> **WORK ITEM**:
In your copy of the data, include no pictures and alter nothing else.

> **MATERIAL FOR THIS TASK**:
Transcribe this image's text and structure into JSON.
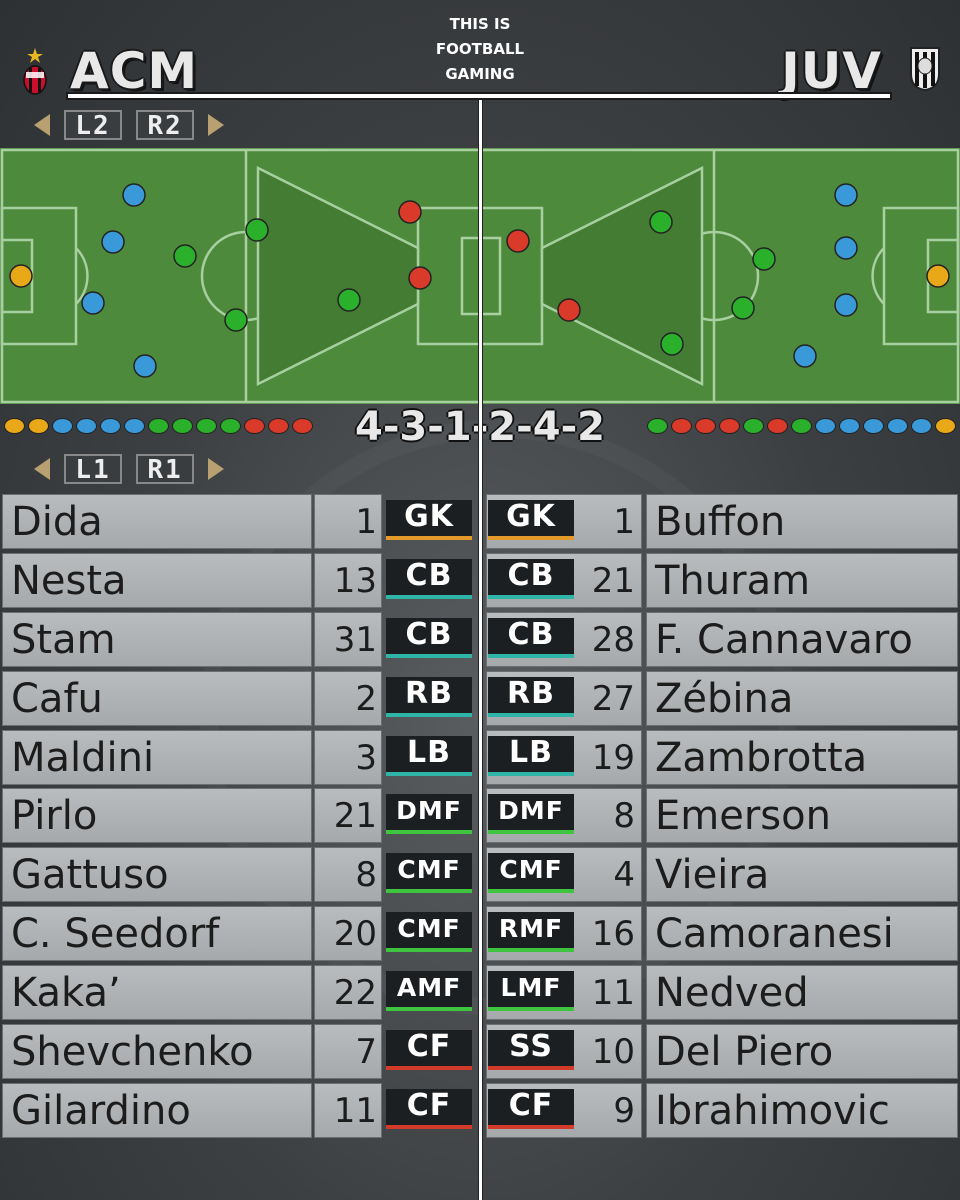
{
  "brand": {
    "line1": "THIS IS",
    "line2": "FOOTBALL",
    "line3": "GAMING"
  },
  "home": {
    "abbr": "ACM",
    "crest": "ac-milan-crest-icon"
  },
  "away": {
    "abbr": "JUV",
    "crest": "juventus-crest-icon"
  },
  "buttons": {
    "l2": "L2",
    "r2": "R2",
    "l1": "L1",
    "r1": "R1"
  },
  "formation_label": "4-3-1-2-4-2",
  "colors": {
    "gk": "#e8a818",
    "defender": "#3a9ad9",
    "midfielder": "#2bb02b",
    "forward": "#d93a2a"
  },
  "home_dots": [
    "gk",
    "gk",
    "def",
    "def",
    "def",
    "def",
    "mid",
    "mid",
    "mid",
    "mid",
    "fwd",
    "fwd",
    "fwd"
  ],
  "away_dots": [
    "mid",
    "fwd",
    "fwd",
    "fwd",
    "mid",
    "fwd",
    "mid",
    "def",
    "def",
    "def",
    "def",
    "def",
    "gk"
  ],
  "home_players": [
    {
      "name": "Dida",
      "num": "1",
      "pos": "GK",
      "role": "gk"
    },
    {
      "name": "Nesta",
      "num": "13",
      "pos": "CB",
      "role": "def"
    },
    {
      "name": "Stam",
      "num": "31",
      "pos": "CB",
      "role": "def"
    },
    {
      "name": "Cafu",
      "num": "2",
      "pos": "RB",
      "role": "def"
    },
    {
      "name": "Maldini",
      "num": "3",
      "pos": "LB",
      "role": "def"
    },
    {
      "name": "Pirlo",
      "num": "21",
      "pos": "DMF",
      "role": "mid"
    },
    {
      "name": "Gattuso",
      "num": "8",
      "pos": "CMF",
      "role": "mid"
    },
    {
      "name": "C. Seedorf",
      "num": "20",
      "pos": "CMF",
      "role": "mid"
    },
    {
      "name": "Kaka’",
      "num": "22",
      "pos": "AMF",
      "role": "mid"
    },
    {
      "name": "Shevchenko",
      "num": "7",
      "pos": "CF",
      "role": "fwd"
    },
    {
      "name": "Gilardino",
      "num": "11",
      "pos": "CF",
      "role": "fwd"
    }
  ],
  "away_players": [
    {
      "name": "Buffon",
      "num": "1",
      "pos": "GK",
      "role": "gk"
    },
    {
      "name": "Thuram",
      "num": "21",
      "pos": "CB",
      "role": "def"
    },
    {
      "name": "F. Cannavaro",
      "num": "28",
      "pos": "CB",
      "role": "def"
    },
    {
      "name": "Zébina",
      "num": "27",
      "pos": "RB",
      "role": "def"
    },
    {
      "name": "Zambrotta",
      "num": "19",
      "pos": "LB",
      "role": "def"
    },
    {
      "name": "Emerson",
      "num": "8",
      "pos": "DMF",
      "role": "mid"
    },
    {
      "name": "Vieira",
      "num": "4",
      "pos": "CMF",
      "role": "mid"
    },
    {
      "name": "Camoranesi",
      "num": "16",
      "pos": "RMF",
      "role": "mid"
    },
    {
      "name": "Nedved",
      "num": "11",
      "pos": "LMF",
      "role": "mid"
    },
    {
      "name": "Del Piero",
      "num": "10",
      "pos": "SS",
      "role": "fwd"
    },
    {
      "name": "Ibrahimovic",
      "num": "9",
      "pos": "CF",
      "role": "fwd"
    }
  ]
}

> **YOUR RESPONSE**:
Transcribe this image's text and structure into JSON.
{
  "brand": {
    "line1": "THIS IS",
    "line2": "FOOTBALL",
    "line3": "GAMING"
  },
  "home": {
    "abbr": "ACM",
    "crest": "ac-milan-crest-icon"
  },
  "away": {
    "abbr": "JUV",
    "crest": "juventus-crest-icon"
  },
  "buttons": {
    "l2": "L2",
    "r2": "R2",
    "l1": "L1",
    "r1": "R1"
  },
  "formation_label": "4-3-1-2-4-2",
  "colors": {
    "gk": "#e8a818",
    "defender": "#3a9ad9",
    "midfielder": "#2bb02b",
    "forward": "#d93a2a"
  },
  "home_dots": [
    "gk",
    "gk",
    "def",
    "def",
    "def",
    "def",
    "mid",
    "mid",
    "mid",
    "mid",
    "fwd",
    "fwd",
    "fwd"
  ],
  "away_dots": [
    "mid",
    "fwd",
    "fwd",
    "fwd",
    "mid",
    "fwd",
    "mid",
    "def",
    "def",
    "def",
    "def",
    "def",
    "gk"
  ],
  "home_players": [
    {
      "name": "Dida",
      "num": "1",
      "pos": "GK",
      "role": "gk"
    },
    {
      "name": "Nesta",
      "num": "13",
      "pos": "CB",
      "role": "def"
    },
    {
      "name": "Stam",
      "num": "31",
      "pos": "CB",
      "role": "def"
    },
    {
      "name": "Cafu",
      "num": "2",
      "pos": "RB",
      "role": "def"
    },
    {
      "name": "Maldini",
      "num": "3",
      "pos": "LB",
      "role": "def"
    },
    {
      "name": "Pirlo",
      "num": "21",
      "pos": "DMF",
      "role": "mid"
    },
    {
      "name": "Gattuso",
      "num": "8",
      "pos": "CMF",
      "role": "mid"
    },
    {
      "name": "C. Seedorf",
      "num": "20",
      "pos": "CMF",
      "role": "mid"
    },
    {
      "name": "Kaka’",
      "num": "22",
      "pos": "AMF",
      "role": "mid"
    },
    {
      "name": "Shevchenko",
      "num": "7",
      "pos": "CF",
      "role": "fwd"
    },
    {
      "name": "Gilardino",
      "num": "11",
      "pos": "CF",
      "role": "fwd"
    }
  ],
  "away_players": [
    {
      "name": "Buffon",
      "num": "1",
      "pos": "GK",
      "role": "gk"
    },
    {
      "name": "Thuram",
      "num": "21",
      "pos": "CB",
      "role": "def"
    },
    {
      "name": "F. Cannavaro",
      "num": "28",
      "pos": "CB",
      "role": "def"
    },
    {
      "name": "Zébina",
      "num": "27",
      "pos": "RB",
      "role": "def"
    },
    {
      "name": "Zambrotta",
      "num": "19",
      "pos": "LB",
      "role": "def"
    },
    {
      "name": "Emerson",
      "num": "8",
      "pos": "DMF",
      "role": "mid"
    },
    {
      "name": "Vieira",
      "num": "4",
      "pos": "CMF",
      "role": "mid"
    },
    {
      "name": "Camoranesi",
      "num": "16",
      "pos": "RMF",
      "role": "mid"
    },
    {
      "name": "Nedved",
      "num": "11",
      "pos": "LMF",
      "role": "mid"
    },
    {
      "name": "Del Piero",
      "num": "10",
      "pos": "SS",
      "role": "fwd"
    },
    {
      "name": "Ibrahimovic",
      "num": "9",
      "pos": "CF",
      "role": "fwd"
    }
  ]
}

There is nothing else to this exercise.